A serious quarrel has erupted among rifle and archery deer hunters in these parts. It began shortly after the column that appeared in this space last Dec. 19.
Elden Bailey of rural Lawrence criticized the way Kansas Wildlife and Parks schedules and manages the rifle season for deer. Bailey called it antiquated and a bureaucratic mess.
According to Bailey, when KWP is confronted with complaints about deer damaging farm crops and deer-vehicle collisions, which increased from 5,582 in 1993 to 9,116 in 1997, KWP says it wants to trim or at least stabilize the deer herds in Kansas.
Bailey believes the best way to accomplish that goal is to schedule the rifle season during the new moon in November, because that is when deer hunting is the easiest.
Bailey has been hunting deer in northeast Kansas since 1965. During those years, Bailey has watched deer populations grow in Leavenworth and Jefferson counties. The growth has been dramatic in the last 15 years.
Bailey says bow hunters, who are allowed to hunt from Oct. 1 to Nov. 30, haven't been able to stem the radical and menacing growth of the deer population hereabouts.
Bailey's comments raised the ire of scores of local archers, especially Howard Hasler of Lawrence.
Hasler is 52 years old, and he has been pursuing white-tailed deer around Lawrence for 10 years with a rifle and for the past five seasons with a bow. From that perspective, Hasler says Bailey is wrong.
Hasler feels Bailey's plan to move the rifle season into November rather than during the first 12 days of December won't solve the problems associated with the deer that menace the farmland and roadways.

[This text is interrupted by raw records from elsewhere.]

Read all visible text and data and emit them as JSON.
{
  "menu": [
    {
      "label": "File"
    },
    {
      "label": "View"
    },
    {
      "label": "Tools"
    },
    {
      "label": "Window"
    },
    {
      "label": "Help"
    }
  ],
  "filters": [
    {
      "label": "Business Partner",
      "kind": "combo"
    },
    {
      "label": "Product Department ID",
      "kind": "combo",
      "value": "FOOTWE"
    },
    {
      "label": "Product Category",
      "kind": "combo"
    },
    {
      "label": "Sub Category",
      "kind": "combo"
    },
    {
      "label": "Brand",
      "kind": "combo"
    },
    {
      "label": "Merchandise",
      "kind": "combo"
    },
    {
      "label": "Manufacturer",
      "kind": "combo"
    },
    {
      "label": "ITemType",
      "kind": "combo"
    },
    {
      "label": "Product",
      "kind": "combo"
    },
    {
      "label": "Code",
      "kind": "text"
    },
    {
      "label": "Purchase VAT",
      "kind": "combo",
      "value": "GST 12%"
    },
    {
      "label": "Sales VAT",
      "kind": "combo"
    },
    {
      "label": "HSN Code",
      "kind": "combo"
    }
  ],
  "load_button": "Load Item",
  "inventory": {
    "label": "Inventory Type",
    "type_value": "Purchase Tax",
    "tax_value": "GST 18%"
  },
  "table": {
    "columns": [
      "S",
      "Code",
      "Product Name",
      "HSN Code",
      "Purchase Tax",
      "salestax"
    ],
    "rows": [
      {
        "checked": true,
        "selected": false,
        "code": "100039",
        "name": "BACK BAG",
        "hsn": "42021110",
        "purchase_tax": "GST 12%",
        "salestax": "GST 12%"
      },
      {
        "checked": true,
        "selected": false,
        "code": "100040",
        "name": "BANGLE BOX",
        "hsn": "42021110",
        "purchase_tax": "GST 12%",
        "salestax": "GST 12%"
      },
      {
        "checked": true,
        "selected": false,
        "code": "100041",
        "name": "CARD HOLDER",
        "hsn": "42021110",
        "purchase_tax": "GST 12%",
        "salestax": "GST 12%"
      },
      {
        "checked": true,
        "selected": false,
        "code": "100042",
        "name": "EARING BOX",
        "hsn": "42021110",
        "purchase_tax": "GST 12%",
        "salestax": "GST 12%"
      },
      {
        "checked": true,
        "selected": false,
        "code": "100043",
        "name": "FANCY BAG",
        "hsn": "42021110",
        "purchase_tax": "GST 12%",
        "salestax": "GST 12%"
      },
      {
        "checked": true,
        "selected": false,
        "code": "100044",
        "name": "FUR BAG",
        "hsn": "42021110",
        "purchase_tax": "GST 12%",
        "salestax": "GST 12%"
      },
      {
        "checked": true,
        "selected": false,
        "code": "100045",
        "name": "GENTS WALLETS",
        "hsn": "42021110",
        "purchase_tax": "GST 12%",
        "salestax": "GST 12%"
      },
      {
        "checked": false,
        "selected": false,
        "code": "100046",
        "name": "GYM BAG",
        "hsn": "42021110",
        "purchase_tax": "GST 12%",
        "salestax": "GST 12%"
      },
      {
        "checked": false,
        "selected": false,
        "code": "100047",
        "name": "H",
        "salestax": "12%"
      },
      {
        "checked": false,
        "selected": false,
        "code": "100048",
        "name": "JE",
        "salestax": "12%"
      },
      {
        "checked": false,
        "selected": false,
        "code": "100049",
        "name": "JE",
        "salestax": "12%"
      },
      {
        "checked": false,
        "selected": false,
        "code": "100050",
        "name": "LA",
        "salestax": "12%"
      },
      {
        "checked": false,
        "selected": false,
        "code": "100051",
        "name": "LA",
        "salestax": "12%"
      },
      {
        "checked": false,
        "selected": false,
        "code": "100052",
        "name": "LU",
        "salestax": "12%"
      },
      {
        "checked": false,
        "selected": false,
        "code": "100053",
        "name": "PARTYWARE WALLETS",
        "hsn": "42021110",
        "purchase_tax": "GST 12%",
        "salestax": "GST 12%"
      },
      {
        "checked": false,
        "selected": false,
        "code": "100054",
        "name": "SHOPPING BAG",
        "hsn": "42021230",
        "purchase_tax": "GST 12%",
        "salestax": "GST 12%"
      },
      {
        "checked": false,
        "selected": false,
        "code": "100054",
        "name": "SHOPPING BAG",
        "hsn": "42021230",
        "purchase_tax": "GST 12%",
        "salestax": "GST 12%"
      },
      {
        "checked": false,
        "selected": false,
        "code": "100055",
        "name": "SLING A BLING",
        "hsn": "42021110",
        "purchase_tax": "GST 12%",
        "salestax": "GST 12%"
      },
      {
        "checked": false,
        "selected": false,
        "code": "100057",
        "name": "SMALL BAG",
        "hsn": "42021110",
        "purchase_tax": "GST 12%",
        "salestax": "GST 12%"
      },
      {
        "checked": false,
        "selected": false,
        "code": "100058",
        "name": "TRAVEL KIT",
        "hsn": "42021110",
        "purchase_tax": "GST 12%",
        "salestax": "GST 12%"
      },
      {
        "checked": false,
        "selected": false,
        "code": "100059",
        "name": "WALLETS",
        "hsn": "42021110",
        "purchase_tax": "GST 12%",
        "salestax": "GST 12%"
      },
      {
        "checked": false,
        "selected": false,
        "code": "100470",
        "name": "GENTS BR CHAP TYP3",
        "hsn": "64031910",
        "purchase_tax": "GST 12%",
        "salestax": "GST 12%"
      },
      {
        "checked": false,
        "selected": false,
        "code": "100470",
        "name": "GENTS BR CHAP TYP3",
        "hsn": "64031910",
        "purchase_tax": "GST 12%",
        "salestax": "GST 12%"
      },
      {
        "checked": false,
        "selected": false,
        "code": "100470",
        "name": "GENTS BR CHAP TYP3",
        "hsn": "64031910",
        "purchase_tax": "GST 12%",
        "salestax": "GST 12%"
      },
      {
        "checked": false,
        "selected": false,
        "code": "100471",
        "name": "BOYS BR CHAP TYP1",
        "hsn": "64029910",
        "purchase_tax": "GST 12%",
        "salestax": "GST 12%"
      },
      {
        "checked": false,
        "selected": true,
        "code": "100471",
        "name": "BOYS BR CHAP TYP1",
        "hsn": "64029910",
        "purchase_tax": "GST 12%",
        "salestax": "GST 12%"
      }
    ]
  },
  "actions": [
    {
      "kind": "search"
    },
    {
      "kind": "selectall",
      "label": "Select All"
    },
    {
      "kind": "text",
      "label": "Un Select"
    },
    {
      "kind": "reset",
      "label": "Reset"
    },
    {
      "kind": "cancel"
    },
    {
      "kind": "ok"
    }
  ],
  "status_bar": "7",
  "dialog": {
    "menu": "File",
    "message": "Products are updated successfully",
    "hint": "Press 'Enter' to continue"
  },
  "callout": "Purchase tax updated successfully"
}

But it will, Hasler says, wreak havoc with the world-class bow hunting that takes place every November in Kansas.
If KWP moves the 12-day rifle season to November, Hasler contends, the deer would be so wily and skittish after the rifle hunters exited the fields and woods that even the savviest bow hunter would have a difficult time luring a deer close enough to shoot with a bow and arrow.
Hasler adds that Bailey's proposed plan would so severely foul the hunting that it would also jeopardize KWP's current campaign to recruit new hunters and keep the old-timers coming back.
Moreover, Hasler says KWP has done a first-class job of managing deer populations, making Kansas a deer hunter's paradise. Before any changes are instituted, Hasler contends lots of research and planning should take place.
And when the deer population does get out of whack, KWP makes an appropriate move to remedy that problem. That's what the doe-only season, which started Dec. 31 and runs through today, is about.
During this spell, the deer are gamboling about in herds, which makes them exceptionally easy to hunt. The best way to control the deer population, Hasler says, is to kill the females.
Several other bow hunters responded to Bailey's ideas. These hunters noted that the safest way to control a wildly burgeoning deer population in a suburban area isn't with a rifle but with a state-of-the-art bow and arrow.
Suburban deer herds are plaguing many communities across the nation. Thus, as northeast Kansas becomes more suburbanized, the archers contend rifle hunting will ultimately become obsolete.
Hasler and other archers hope the folks at KWP will quickly dismiss Bailey's suggestions and maintain the status quo in managing hunting seasons and deer populations.